What to do: Within the listing below, please show every line carrying the string "price".

Entries supplied:
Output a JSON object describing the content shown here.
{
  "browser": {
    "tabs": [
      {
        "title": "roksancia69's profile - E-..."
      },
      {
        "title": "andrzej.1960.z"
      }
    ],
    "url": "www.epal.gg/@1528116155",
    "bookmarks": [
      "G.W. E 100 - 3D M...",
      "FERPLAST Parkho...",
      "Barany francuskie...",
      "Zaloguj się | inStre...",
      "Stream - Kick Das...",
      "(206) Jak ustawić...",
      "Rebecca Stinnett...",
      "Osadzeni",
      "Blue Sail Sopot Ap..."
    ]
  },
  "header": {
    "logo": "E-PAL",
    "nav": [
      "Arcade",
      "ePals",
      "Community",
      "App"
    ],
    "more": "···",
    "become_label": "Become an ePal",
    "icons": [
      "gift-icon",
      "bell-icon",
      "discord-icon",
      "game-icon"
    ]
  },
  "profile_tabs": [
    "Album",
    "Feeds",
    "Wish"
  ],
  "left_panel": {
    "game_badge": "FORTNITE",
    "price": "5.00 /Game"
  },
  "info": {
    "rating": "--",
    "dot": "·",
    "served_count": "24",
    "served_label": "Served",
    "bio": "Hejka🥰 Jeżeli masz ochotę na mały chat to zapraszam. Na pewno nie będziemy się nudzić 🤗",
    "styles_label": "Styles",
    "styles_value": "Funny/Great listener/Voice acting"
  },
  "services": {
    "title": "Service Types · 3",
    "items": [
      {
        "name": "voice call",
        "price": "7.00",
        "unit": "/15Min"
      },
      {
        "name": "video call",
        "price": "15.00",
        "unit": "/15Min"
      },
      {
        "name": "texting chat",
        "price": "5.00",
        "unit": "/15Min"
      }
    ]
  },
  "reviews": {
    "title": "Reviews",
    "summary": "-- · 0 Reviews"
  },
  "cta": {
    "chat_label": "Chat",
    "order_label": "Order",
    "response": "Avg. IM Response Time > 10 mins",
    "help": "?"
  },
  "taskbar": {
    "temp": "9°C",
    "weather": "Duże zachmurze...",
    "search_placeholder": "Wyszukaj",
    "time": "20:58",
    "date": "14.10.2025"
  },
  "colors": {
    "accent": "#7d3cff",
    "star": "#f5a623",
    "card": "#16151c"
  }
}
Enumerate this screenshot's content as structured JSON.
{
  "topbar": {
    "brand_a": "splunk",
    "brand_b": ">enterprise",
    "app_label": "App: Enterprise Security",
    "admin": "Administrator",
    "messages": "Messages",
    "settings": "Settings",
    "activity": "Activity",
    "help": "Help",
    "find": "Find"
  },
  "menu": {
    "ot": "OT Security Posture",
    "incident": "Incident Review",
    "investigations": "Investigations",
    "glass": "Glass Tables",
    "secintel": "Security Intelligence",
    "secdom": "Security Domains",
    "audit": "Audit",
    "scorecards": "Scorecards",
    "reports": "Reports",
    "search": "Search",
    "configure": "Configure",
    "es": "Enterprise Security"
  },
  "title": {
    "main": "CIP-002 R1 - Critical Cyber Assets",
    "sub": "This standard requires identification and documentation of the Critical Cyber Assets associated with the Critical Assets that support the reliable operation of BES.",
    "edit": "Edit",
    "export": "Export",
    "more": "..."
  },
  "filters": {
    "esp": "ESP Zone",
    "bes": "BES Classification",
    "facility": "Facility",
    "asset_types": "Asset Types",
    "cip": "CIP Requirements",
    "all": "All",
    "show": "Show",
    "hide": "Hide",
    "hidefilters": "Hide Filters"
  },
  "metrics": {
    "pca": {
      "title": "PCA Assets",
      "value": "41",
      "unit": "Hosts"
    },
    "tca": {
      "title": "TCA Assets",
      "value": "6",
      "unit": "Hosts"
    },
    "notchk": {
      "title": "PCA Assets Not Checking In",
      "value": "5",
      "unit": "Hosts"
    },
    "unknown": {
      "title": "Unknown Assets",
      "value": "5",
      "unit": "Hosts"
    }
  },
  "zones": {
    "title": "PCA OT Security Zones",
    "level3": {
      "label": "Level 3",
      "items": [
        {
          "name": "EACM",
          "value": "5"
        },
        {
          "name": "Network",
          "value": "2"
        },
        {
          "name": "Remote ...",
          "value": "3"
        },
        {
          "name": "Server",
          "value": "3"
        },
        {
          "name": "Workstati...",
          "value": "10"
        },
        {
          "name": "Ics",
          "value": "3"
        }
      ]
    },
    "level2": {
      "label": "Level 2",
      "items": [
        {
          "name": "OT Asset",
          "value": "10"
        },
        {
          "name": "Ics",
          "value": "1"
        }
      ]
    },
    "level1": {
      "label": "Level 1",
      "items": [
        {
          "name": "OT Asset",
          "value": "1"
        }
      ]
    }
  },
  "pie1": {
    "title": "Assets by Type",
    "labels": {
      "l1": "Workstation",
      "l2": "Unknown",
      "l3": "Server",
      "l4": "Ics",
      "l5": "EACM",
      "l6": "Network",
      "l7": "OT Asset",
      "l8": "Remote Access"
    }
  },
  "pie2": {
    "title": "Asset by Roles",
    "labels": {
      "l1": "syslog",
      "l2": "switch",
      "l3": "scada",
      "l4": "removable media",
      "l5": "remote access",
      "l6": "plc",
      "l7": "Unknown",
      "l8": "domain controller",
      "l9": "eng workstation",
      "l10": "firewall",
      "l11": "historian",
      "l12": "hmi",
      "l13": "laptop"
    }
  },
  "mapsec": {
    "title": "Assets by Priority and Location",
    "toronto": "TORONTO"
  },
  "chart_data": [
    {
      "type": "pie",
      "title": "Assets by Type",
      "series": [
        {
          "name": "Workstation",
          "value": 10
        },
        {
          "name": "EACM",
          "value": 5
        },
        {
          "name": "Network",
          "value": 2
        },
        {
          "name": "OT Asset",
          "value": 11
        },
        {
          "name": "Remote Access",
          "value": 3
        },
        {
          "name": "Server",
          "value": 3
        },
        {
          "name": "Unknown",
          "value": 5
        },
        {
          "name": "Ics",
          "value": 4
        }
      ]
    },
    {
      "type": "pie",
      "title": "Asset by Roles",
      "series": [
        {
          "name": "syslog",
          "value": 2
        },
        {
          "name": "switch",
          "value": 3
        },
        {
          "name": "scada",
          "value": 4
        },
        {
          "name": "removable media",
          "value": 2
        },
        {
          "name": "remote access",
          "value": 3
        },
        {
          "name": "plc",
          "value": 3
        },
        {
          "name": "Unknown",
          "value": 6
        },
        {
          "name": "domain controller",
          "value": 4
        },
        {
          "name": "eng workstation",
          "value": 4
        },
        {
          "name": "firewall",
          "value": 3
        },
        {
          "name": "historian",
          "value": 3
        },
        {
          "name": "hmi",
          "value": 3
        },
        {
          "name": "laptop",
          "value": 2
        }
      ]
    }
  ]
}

Result of this task:
    "price": "5.00 /Game"
        "price": "7.00",
        "price": "15.00",
        "price": "5.00",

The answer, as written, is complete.